Woot! Maerose here! 😉 We’re currently celebrating the 17.mai (or 17th of May), Norway’s Constitution Day. It’s very hot outside, so I bet the Norwegians and aspiring to be Norwegians are all having a great time, parading and feasting on waffles, sausages and alcohol in their bunad (national dress). I myself went out to see how they celebrate, but I only stayed in Drammen with the bf. I guess it’s a little bit less fancy than the celebration in Oslo, where the royalties are.
I’m impressed with the celebration. Everyone had flags, and there was a temporary amusement park built in one of the schools in town. I was pampered with sweets, and I even got two cute stuffed toys, but after about a couple of hours, we decided to go back home and relax, as tomorrow is another working day! 😉
After two episodes of The Band of Brothers, I decided to make the day more productive. So here I am, writing about the last leg of my trip to Brussels, the “battleground of Europe” and the comic city. If you missed the first entries:
- Bedazzling Belgium and the Big Bang theory
- Bedazzling Belgium: Of waffles and fries and the Belgian Beer Weekend
- Bedazzling Belgium: A Walking Tour Around the Capital of Europe
- Bedazzling Belgium: Of royal palaces and bizarre buildings
So, why is Brussels dubbed as the comic city? Well, it is home to many famous comic strips, such as The Adventures of Tintin by Hergé (Georges Remi (1907–1983)) and The Smurfs by Peyo (Pierre Culliford (1928-1992)).
The city also has a route which features 30 murals on buildings and walls scattered all over the city! Well, my host Jos and I didn’t really followed the route due to lack of time, but we managed to celebrate with comic enthusiasts during the 5th Annual Comic Strip Festival.
The festival is held for 2-3 days, usually on a weekend. During our visit, we had fun going through long bazaar tents with comic book sales, book signings, conferences, exhibitions, and workshops among others! There were also huge fans wearing their favorite comic hero costumes.
I grew up liking comic books, but I’m more familiar with Filipino comic characters and storylines. Nevertheless, I know international characters as well, so I did not feel out of place at the festival grounds. The Comic Strip Fest is usually culminated with the Balloon’s Day Parade! Here are some shots I’ve taken:
The weather was gloomy during our visit, but the colorful parade really made it lively! It was also overwhelming to see comic book fans unite and dress up and be merry. The Belgians and visitor tourists did not hesitate to smile back and/or greet me, and I think it was very pleasant. My host was also a comic book fan, so he was so excited to join the people and celebrate the success of comic books in Belgium. By the way, I think it’s worthwhile to mention the comics boom started during and after the World Wars, when the Belgians (and the others parts of Europe) hopelessly turned to escapism.

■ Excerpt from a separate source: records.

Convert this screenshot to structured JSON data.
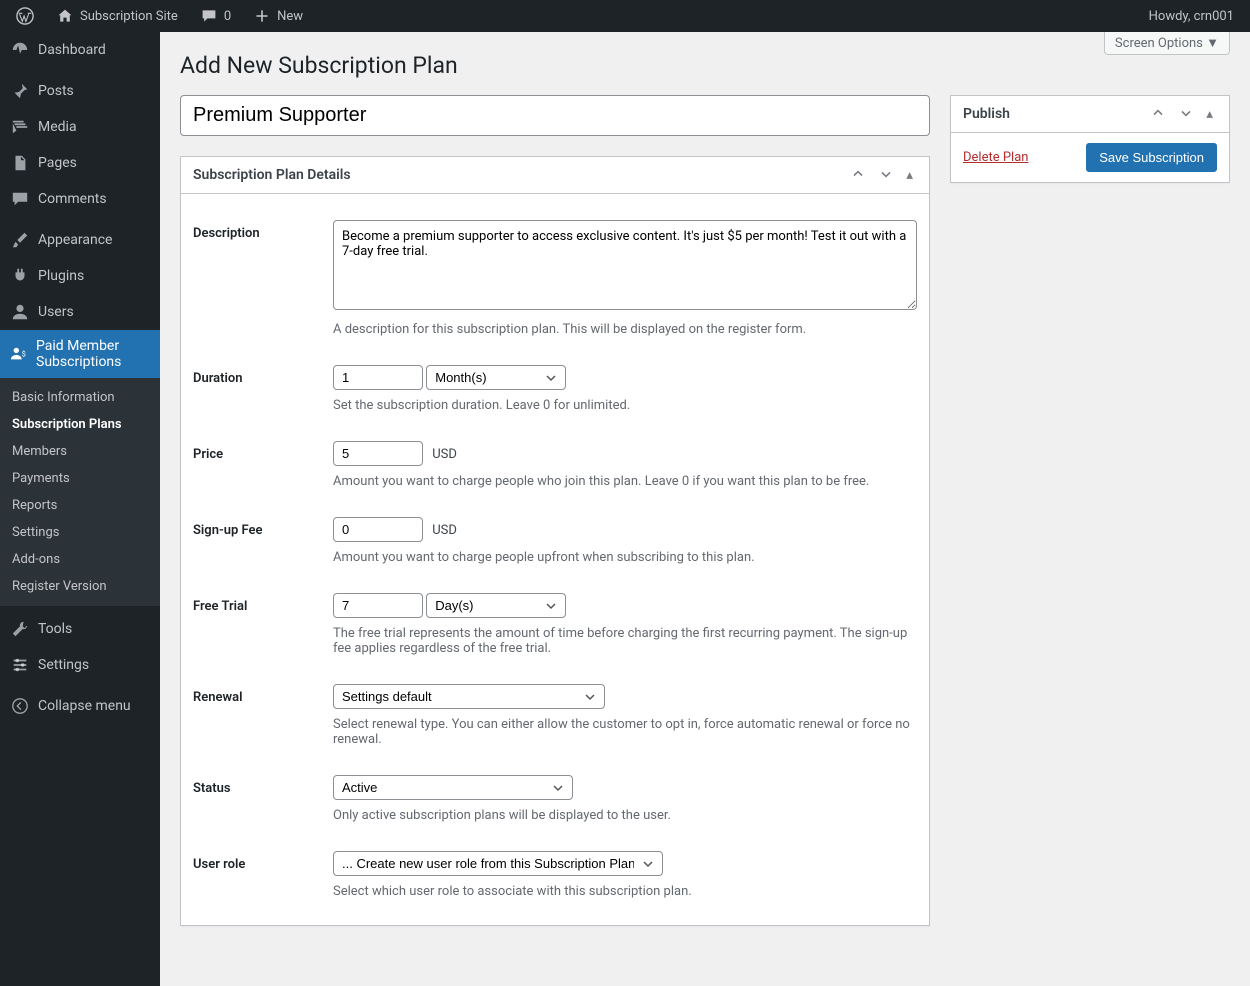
{
  "adminbar": {
    "site_name": "Subscription Site",
    "comments_count": "0",
    "new_label": "New",
    "howdy": "Howdy, crn001"
  },
  "sidebar": {
    "items": [
      {
        "label": "Dashboard",
        "icon": "dashboard"
      },
      {
        "label": "Posts",
        "icon": "pin"
      },
      {
        "label": "Media",
        "icon": "media"
      },
      {
        "label": "Pages",
        "icon": "pages"
      },
      {
        "label": "Comments",
        "icon": "comment"
      },
      {
        "label": "Appearance",
        "icon": "brush"
      },
      {
        "label": "Plugins",
        "icon": "plug"
      },
      {
        "label": "Users",
        "icon": "user"
      },
      {
        "label": "Paid Member Subscriptions",
        "icon": "pms",
        "current": true
      },
      {
        "label": "Tools",
        "icon": "wrench"
      },
      {
        "label": "Settings",
        "icon": "sliders"
      },
      {
        "label": "Collapse menu",
        "icon": "collapse"
      }
    ],
    "submenu": [
      {
        "label": "Basic Information"
      },
      {
        "label": "Subscription Plans",
        "current": true
      },
      {
        "label": "Members"
      },
      {
        "label": "Payments"
      },
      {
        "label": "Reports"
      },
      {
        "label": "Settings"
      },
      {
        "label": "Add-ons"
      },
      {
        "label": "Register Version"
      }
    ]
  },
  "screen_options_label": "Screen Options",
  "page_title": "Add New Subscription Plan",
  "title_value": "Premium Supporter",
  "details": {
    "panel_title": "Subscription Plan Details",
    "description": {
      "label": "Description",
      "value": "Become a premium supporter to access exclusive content. It's just $5 per month! Test it out with a 7-day free trial.",
      "help": "A description for this subscription plan. This will be displayed on the register form."
    },
    "duration": {
      "label": "Duration",
      "value": "1",
      "unit": "Month(s)",
      "help": "Set the subscription duration. Leave 0 for unlimited."
    },
    "price": {
      "label": "Price",
      "value": "5",
      "currency": "USD",
      "help": "Amount you want to charge people who join this plan. Leave 0 if you want this plan to be free."
    },
    "signup_fee": {
      "label": "Sign-up Fee",
      "value": "0",
      "currency": "USD",
      "help": "Amount you want to charge people upfront when subscribing to this plan."
    },
    "free_trial": {
      "label": "Free Trial",
      "value": "7",
      "unit": "Day(s)",
      "help": "The free trial represents the amount of time before charging the first recurring payment. The sign-up fee applies regardless of the free trial."
    },
    "renewal": {
      "label": "Renewal",
      "value": "Settings default",
      "help": "Select renewal type. You can either allow the customer to opt in, force automatic renewal or force no renewal."
    },
    "status": {
      "label": "Status",
      "value": "Active",
      "help": "Only active subscription plans will be displayed to the user."
    },
    "user_role": {
      "label": "User role",
      "value": "... Create new user role from this Subscription Plan",
      "help": "Select which user role to associate with this subscription plan."
    }
  },
  "publish": {
    "panel_title": "Publish",
    "delete_label": "Delete Plan",
    "save_label": "Save Subscription"
  }
}
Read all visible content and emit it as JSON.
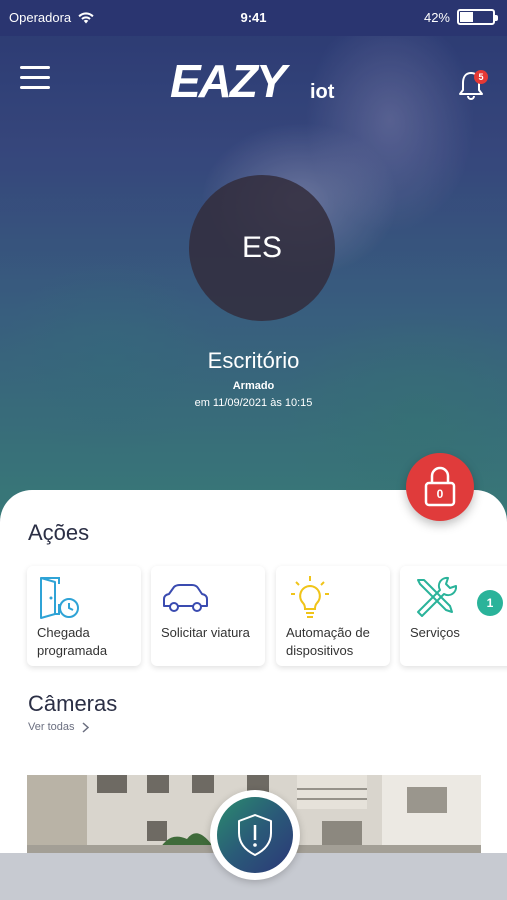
{
  "statusbar": {
    "carrier": "Operadora",
    "time": "9:41",
    "battery": "42%",
    "battery_level": 0.42
  },
  "header": {
    "logo_main": "EAZY",
    "logo_sub": "iot",
    "notification_count": "5"
  },
  "profile": {
    "initials": "ES",
    "name": "Escritório",
    "status": "Armado",
    "date": "em 11/09/2021 às 10:15"
  },
  "lock": {
    "count": "0"
  },
  "actions": {
    "title": "Ações",
    "items": [
      {
        "label": "Chegada programada",
        "icon": "door-clock-icon"
      },
      {
        "label": "Solicitar viatura",
        "icon": "car-icon"
      },
      {
        "label": "Automação de dispositivos",
        "icon": "lightbulb-icon"
      },
      {
        "label": "Serviços",
        "icon": "tools-icon"
      }
    ],
    "badge": "1"
  },
  "cameras": {
    "title": "Câmeras",
    "see_all": "Ver todas"
  },
  "colors": {
    "header_bg": "#2a3570",
    "lock_red": "#e03b3b",
    "badge_green": "#2ab39a",
    "icon_blue": "#2fa3d6",
    "car_blue": "#3a4bb0",
    "bulb_yellow": "#f0c419",
    "tools_green": "#2ab39a"
  }
}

If you want to read more about the Comic Book Festival, especially when it will be held this 2016, visit: http://visitbrussels.be/bitc/BE_en/comics-festival/content/27323/brussels-hosts-the-5th-comic-strip-festival.do
Sånn. 🙂 I really enjoyed my visit to the small country of Belgium. It was a memorable weekend, especially that it was the first time I met someone (who I first met online) in person. It was both terrifying and fulfilling at the same time, especially when your positive judgment about a person turns out to be true. So all thanks to my friend Jos for making the trip possible. 😉 And oh, we also went across the border and visited the southern part of the Netherlands by car. More on that on my next entries.
Before I flew back to Denmark, we caught these children singing on stage set by the train station. How lovely was that?
There you have it. I wish I could visit Belgium again and see more of the country. Cheers to that! And cheers to Norway on its Constitution Day!